Search for the word "object" in the entries. Each line that holds it should be copied.

Page and application data records
+ + + + + + +

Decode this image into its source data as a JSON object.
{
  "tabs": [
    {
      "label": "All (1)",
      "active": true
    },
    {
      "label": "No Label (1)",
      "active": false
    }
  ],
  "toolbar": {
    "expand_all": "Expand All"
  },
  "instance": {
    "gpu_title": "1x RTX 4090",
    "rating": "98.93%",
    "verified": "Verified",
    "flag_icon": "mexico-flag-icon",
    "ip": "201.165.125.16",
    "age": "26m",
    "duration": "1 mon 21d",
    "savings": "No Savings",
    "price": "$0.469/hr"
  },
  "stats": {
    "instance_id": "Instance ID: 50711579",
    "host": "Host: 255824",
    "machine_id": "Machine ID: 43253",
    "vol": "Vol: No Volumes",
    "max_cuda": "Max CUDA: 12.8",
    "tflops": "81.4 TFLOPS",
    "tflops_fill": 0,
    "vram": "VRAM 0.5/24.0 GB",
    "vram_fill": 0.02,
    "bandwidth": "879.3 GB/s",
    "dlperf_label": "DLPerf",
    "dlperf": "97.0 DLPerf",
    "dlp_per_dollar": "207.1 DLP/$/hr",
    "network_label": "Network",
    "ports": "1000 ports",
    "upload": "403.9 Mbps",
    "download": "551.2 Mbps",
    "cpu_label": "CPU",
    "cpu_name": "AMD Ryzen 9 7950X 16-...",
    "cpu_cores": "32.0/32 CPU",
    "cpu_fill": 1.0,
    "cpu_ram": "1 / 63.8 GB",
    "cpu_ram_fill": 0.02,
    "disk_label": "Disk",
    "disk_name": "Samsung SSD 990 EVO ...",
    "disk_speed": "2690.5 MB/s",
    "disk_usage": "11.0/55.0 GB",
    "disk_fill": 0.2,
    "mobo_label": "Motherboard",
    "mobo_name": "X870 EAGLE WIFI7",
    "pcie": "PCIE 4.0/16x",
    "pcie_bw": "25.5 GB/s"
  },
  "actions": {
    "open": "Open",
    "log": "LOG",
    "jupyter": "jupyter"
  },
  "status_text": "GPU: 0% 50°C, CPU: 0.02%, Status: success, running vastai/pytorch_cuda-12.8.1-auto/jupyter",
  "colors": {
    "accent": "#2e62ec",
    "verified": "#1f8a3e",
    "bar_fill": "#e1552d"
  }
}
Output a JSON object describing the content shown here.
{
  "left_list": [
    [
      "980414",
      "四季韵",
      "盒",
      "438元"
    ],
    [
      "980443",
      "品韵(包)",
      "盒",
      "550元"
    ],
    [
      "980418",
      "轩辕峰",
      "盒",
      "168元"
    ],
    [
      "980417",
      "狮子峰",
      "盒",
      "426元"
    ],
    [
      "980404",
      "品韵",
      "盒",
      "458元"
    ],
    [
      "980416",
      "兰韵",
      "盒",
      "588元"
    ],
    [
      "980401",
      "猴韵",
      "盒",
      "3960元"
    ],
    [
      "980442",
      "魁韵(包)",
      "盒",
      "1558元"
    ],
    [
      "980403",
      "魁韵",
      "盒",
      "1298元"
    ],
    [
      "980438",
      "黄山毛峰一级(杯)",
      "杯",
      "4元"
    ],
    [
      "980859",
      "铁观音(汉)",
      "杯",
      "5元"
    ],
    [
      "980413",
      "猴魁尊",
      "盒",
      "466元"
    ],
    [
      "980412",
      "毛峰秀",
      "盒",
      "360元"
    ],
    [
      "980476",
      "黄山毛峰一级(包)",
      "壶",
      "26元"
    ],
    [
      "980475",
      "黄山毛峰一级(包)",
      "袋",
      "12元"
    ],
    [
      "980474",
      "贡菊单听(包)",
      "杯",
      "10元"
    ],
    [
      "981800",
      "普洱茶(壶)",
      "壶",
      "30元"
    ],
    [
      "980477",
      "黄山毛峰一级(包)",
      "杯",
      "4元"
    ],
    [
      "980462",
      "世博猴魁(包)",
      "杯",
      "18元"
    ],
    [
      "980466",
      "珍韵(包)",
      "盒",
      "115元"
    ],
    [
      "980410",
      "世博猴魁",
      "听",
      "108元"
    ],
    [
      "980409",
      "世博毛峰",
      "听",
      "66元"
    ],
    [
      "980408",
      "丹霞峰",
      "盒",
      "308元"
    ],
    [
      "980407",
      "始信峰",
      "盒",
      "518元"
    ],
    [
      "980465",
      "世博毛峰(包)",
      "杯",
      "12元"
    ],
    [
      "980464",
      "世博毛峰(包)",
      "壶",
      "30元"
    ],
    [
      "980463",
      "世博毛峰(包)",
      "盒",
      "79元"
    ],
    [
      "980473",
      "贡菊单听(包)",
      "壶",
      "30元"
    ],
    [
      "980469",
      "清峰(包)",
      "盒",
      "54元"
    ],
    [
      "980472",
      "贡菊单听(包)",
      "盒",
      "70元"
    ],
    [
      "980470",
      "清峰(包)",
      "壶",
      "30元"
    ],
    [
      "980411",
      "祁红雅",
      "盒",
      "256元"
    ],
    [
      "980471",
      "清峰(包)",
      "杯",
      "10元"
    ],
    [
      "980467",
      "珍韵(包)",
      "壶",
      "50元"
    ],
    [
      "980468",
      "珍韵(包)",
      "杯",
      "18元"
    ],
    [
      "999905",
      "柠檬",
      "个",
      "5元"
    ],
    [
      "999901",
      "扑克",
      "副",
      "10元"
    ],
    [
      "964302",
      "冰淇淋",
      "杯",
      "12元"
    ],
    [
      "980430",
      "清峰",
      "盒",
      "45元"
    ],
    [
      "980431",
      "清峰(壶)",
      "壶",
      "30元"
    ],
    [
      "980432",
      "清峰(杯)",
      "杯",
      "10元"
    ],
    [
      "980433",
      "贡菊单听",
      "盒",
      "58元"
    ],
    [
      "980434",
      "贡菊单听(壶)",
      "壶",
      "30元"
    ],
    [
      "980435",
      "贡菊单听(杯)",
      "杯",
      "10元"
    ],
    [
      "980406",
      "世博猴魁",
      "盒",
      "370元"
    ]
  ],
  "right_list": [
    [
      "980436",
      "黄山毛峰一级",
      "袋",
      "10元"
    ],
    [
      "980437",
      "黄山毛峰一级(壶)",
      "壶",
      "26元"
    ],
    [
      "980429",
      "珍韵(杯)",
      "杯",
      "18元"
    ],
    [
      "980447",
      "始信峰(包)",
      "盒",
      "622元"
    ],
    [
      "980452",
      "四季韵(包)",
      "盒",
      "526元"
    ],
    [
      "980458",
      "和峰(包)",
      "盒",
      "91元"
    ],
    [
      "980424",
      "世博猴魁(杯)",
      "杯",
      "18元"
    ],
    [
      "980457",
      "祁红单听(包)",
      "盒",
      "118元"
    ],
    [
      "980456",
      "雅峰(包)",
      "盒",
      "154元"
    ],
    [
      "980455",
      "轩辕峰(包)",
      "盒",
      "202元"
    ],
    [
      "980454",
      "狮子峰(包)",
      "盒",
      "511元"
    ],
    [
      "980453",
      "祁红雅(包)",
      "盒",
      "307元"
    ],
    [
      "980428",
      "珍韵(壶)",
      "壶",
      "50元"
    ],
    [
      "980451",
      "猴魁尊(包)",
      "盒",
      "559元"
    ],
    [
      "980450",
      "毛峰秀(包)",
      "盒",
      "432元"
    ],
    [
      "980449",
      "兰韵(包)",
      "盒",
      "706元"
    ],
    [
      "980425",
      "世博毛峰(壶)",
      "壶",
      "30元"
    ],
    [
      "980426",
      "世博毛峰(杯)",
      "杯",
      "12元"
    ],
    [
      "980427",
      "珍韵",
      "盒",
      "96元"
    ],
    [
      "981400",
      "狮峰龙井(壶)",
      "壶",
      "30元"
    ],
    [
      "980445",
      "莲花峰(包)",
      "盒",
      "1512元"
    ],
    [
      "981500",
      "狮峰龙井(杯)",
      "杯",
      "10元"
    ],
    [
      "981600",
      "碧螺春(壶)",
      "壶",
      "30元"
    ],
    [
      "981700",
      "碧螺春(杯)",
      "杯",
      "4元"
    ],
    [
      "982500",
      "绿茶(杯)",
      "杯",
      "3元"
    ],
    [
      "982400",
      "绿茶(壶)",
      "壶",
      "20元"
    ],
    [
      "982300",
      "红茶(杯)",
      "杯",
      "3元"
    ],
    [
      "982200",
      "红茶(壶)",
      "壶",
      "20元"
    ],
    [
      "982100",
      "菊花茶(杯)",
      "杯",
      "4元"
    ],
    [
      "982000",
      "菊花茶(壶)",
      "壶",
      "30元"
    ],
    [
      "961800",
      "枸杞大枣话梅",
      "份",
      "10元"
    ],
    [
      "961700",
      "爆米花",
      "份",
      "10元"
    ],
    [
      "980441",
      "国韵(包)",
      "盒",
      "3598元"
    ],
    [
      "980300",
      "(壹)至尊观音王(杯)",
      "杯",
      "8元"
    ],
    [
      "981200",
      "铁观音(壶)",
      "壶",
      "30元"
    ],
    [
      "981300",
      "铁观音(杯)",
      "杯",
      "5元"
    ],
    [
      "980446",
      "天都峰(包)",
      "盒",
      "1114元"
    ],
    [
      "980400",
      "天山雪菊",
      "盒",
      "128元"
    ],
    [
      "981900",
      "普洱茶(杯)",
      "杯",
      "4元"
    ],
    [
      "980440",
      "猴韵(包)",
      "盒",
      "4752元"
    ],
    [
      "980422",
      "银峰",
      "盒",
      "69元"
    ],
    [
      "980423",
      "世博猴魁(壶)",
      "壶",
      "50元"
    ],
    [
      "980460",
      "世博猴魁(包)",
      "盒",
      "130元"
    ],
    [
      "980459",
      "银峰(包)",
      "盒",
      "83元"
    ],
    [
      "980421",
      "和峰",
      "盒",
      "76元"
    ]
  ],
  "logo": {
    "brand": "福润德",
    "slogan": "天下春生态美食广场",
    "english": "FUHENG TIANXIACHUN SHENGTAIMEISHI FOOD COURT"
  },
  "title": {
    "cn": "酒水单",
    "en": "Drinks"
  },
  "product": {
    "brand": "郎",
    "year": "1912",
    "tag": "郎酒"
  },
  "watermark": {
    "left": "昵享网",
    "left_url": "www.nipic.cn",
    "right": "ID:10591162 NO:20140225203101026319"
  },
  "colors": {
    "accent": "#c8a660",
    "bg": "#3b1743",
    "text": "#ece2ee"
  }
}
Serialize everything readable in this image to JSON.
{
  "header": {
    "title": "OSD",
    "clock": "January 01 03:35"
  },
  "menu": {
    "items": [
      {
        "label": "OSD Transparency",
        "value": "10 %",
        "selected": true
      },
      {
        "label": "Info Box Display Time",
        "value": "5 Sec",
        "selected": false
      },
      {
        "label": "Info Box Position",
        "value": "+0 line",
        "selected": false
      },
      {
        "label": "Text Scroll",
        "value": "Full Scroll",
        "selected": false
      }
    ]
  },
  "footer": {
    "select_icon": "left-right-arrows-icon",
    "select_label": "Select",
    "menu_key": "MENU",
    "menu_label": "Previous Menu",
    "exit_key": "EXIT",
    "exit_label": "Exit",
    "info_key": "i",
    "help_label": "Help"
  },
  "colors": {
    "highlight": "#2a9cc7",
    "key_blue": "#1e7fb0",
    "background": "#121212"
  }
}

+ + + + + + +

[Your solution]
Decode this image into its source data as a JSON object.
Output a JSON object describing the content shown here.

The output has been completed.